I touched on it earlier, but Jesus makes it clear that the first principle behind the prohibition of murder is not the act itself, but in the emotional state of the murderer. So there is no first principle contradiction in a Christian or Baha'i execution of a murderer, unless the executioner harbors hatred towards the executed.Why would God want "Thou shalt not kill" to be relativized by wanting the death penalty for people himself?
As for the greater question of "why allow the death penalty at all?" let's delve into the first principles of religion.
At an admittedly incredibly simplistic level, since I don't really have the time to go really deep into the concept, most religions have two basic first principles.
1) Preserving and ensuring the survival of humanity.
2) Facilitating the spiritual development of the individual.
Though, of note, not all religions and sects have the first principle, notably the Manichean religion and the Quakers.
The Baha'i law proscribing either death or imprisonment to a murderer is an extension of #1. For the sake of humanity's continued survival, those who would kill other humans need to be either removed or contained, I think we can agree.
I think the ideal is imprisonment rather than death, especially given that sometimes the wrong person can be blamed or framed for a crime. However, we must acknowledge that not all cultures on this world have the luxury of avoiding the death penalty.
Imprisoning someone for life is very, very expensive. Killing them is not (court cases and legal bureaucracy AROUND killing them may be greater in developed countries, of course). If a serial murderer is found in a pre-industrial, famine-stricken village, would you insist that the villagers imprison, feed, clothe, and guard the murderer to life, regardless of the strain on a starving community?
I would argue that, for times or places where technology has not lead to the immense wealth and prosperity enjoyed in developed and even some developing nations in the current era, the death penalty is a necessity for the good of society, and the ability to imprison, rather than kill, murderers is a luxury that the wealth of the modern era has given to us. Certainly, it is a great thing when we don't have to kill someone convicted of murder, but it's not a thing every society can afford quite yet.
And, of course, it is always a possibility that the wrong person is convicted for a crime. But would you rather a pre-industrial community be forced to shoulder the burden of feeding, clothing, and guarding every convicted murderer for the rest of that person's life on the mere possibility that they may be innocent?
If a community can afford such a thing, clearly they should imprison for this reason alone. But if they can't afford it, the best option still seems like allowing the death penalty, rather than taking food and resources from an impoverished community to ensure the life of a convicted man.
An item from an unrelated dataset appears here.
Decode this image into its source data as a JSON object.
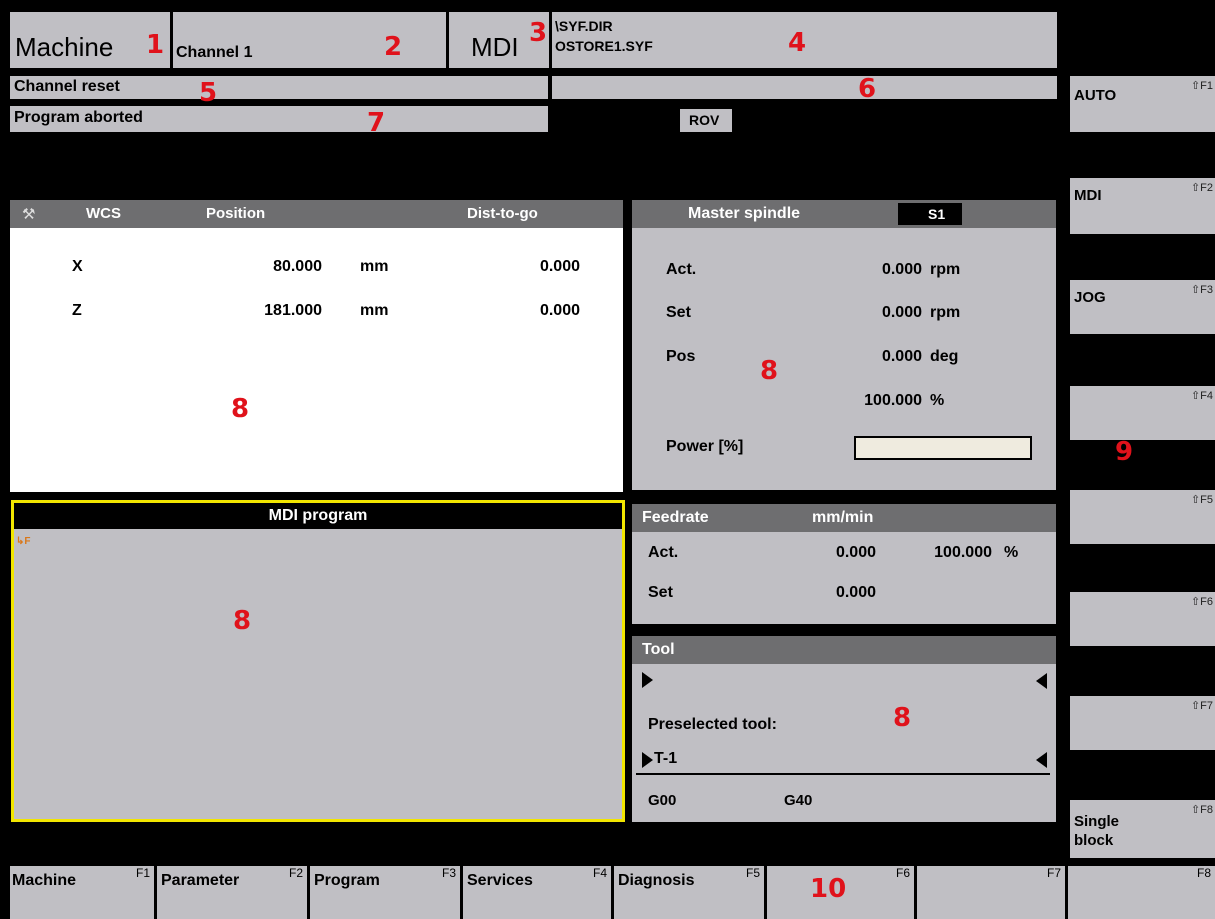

If this is true, that is a terrible reason to not support the oppression of a group. It seems to imply that the unjust oppression would be JUST FINE with the "many Christians" you describe, as long as the oppression didn't lead to death. This is almost certainly not your intent, but I'd at least hope any solidarity with the Baha'i community is founded on an ethical position that extends further than simple distaste for killing.Many Christian countries support the Baha'i because they reject the death penalty.